Hey [name I don’t yet know], mind if I take a picture of you?
The other week while checking out the wild bergamot in my backyard for powdery mildew, I noticed a big insect perching motionless on the plant’s long serrated leaf. I thought it was a giant daddy long-legs (aka cellar spider). Upon closer look, I found that this “insect” was actually two individuals locked together, tail to tail. I snapped a photo and asked around what it could be. I’ve since learned that they’re crane flies, a type of insect that likes moist habitats with larvae that feed on decomposing vegetation.
I picked up this habit of recording interesting finds in nature on my phone from participating in the Nature Conservancy of Canada’s (NCC’s) Big Backyard BioBlitz last year. A bioblitz is a volunteering effort to document as many species as possible during a set time.
Whether it’s a familiar species or not, it’s worth taking a moment to snap a picture or record a sound. During the bioblitz, I noticed that I intentionally slowed down to notice the colours, shapes and features from different angles. Doing so helped me deepen my appreciation for other species. I also love the endless educational opportunities. The more we know about the nature that surrounds us, the more we can support it and in doing so, support the wellness of our communities. Sharing my observations with others also sparked curiosity and conversation.
You can contribute to science
By documenting plants, animals and even fungi, you contribute to the collective knowledge about species in your local community, and your observations may support scientific research.
How does recording a bird or insect help contribute to science? Well, the power of this collective volunteer effort is in the large amount of species observations recorded and knowing where they were spotted. Photographs or sound clips become data that can be used by conservationists to target areas for protecting species at risk or eradicating invasive species.
If contributing to science excites you, you can learn more about how nature enthusiasts are doing just that. Check out my colleague Sarah Ludlow’s her blog about volunteer-powered science and data collection.
Or better yet, you can join me and thousands of participants across the country in this year’s Big Backyard BioBlitz.
In last year’s Big Backyard BioBlitz, participants young and old, new and experienced, recorded more than 35,000 nature observations and made more than 4,200 unique species observations. Some participants spotted species at risk in and around urban centres. I may not be a scientist myself but contributing to science excites me, and that’s why I’ll be participating again this year with my family.

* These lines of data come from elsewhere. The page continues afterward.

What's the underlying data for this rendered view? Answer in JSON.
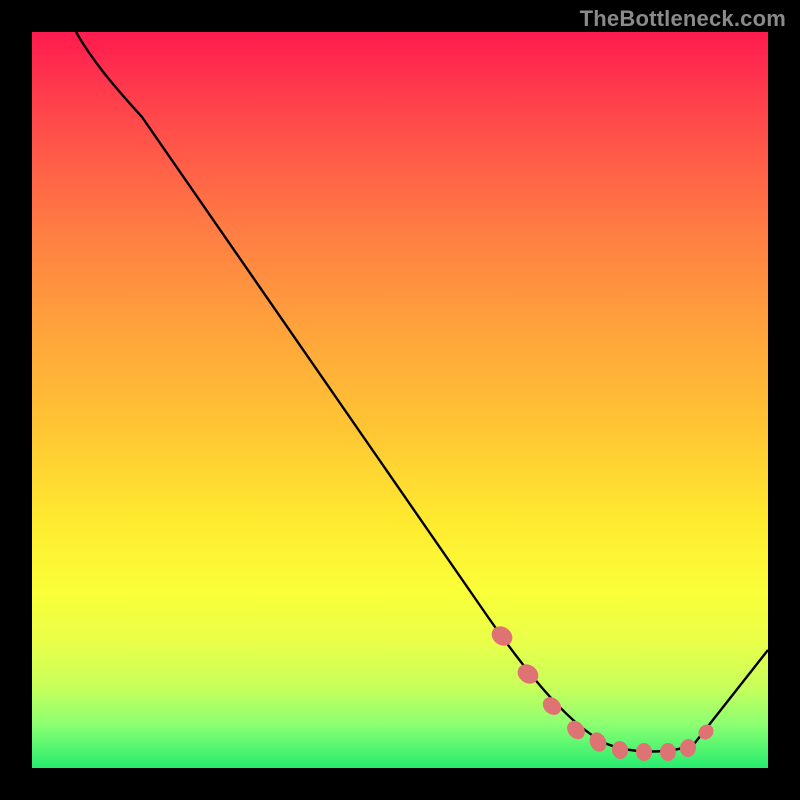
{
  "watermark": "TheBottleneck.com",
  "chart_data": {
    "type": "line",
    "title": "",
    "xlabel": "",
    "ylabel": "",
    "xlim": [
      0,
      100
    ],
    "ylim": [
      0,
      100
    ],
    "grid": false,
    "legend": false,
    "series": [
      {
        "name": "curve",
        "type": "line",
        "color": "#000000",
        "x": [
          6,
          10,
          15,
          20,
          25,
          30,
          35,
          40,
          45,
          50,
          55,
          60,
          62,
          65,
          70,
          75,
          80,
          82,
          85,
          90,
          95,
          100
        ],
        "y": [
          100,
          96,
          92,
          85,
          78,
          71,
          64,
          57,
          50,
          43,
          36,
          29,
          25,
          20,
          13,
          8,
          4,
          3,
          3,
          3,
          8,
          16
        ]
      },
      {
        "name": "markers",
        "type": "scatter",
        "color": "#e07070",
        "x": [
          62,
          65,
          70,
          72,
          75,
          78,
          80,
          82,
          85,
          87
        ],
        "y": [
          25,
          20,
          13,
          10,
          8,
          5,
          4,
          3,
          3,
          3
        ]
      }
    ],
    "background_gradient": {
      "top": "#ff1b4f",
      "mid": "#ffe930",
      "bottom": "#26ec6f"
    }
  }
}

Check out some of the observations that bioblitz participants submitted last year:
American bumble bee (Photo by Sylvia Keesmaat, CC BY-NC 4.0)
Western painted turtle (Photo by David Bradford, CC BY-NC 4.0)
Chimney swift in flight (Photo by Josh Vandermeulen, CC BY-NC-ND 4.0)
Barn swallow (Photo by scaup, CC BY 4.0)
Bank swallows (Photo by Dennis Gallant, CC BY-NC 4.0)
Common snapping turtle (Photo by samuelrgk, CC BY-NC 4.0)
Monarch butterfly caterpillar (Photo by pec_c515, CC BY-NC 4.0)
Butternut (Photo by David Clements, CC BY-NC 4.0)
Eastern milksnake (Photo by Sue MacDonald)
Midland painted turtle (Photo by mhalsted, CC BY-NC 4.0)
Involve the kids and you’ll be surprised what they find
My younger daughter and I during the 2021 Big Backyard BioBlitz weekend (Photo courtesy of Wendy Ho/NCC staff)
During last year’s Big Backyard BioBlitz and as a parent of two young kids, I was caught between keeping an eye on my kids on the path while stopping to snap that close-up photo of a plant or insect. With my younger one, using a carrier was helpful when I wanted to do some serious bioblitzing.
The carrier kept her safe and gave me the freedom to use both hands for photography. I rambled on to her about any observations to quell her desire to keep moving on the trail. But I think she enjoyed the higher vantage point most of all and having me as a captive audience for her questions.
BioBlitz: A fun event for all ages
Buttonbush. My endearing two-year-old asked if it’s the SARS-CoV-2 virus (Photo by Wendy Ho/NCC staff)
Now, although this can be important for science and conservation, don’t forget to have fun in the process. Maybe a friendly competition between friends, go for the leaderboard title, or just record as much as your time and energy allows.
This year, I hope that my kids will be my beacon for interesting species observations from their one-metre height level. We look forward to another memorable summer activity and hope to create a family tradition in nature.
Every observation counts.
Editor's note: The Big Backyard BioBlitz took place over the July 28–August 1 weekend. Volunteers from across the country contributed over 50,000 observations of more than 5,000 different species. Read this blog to see what we found!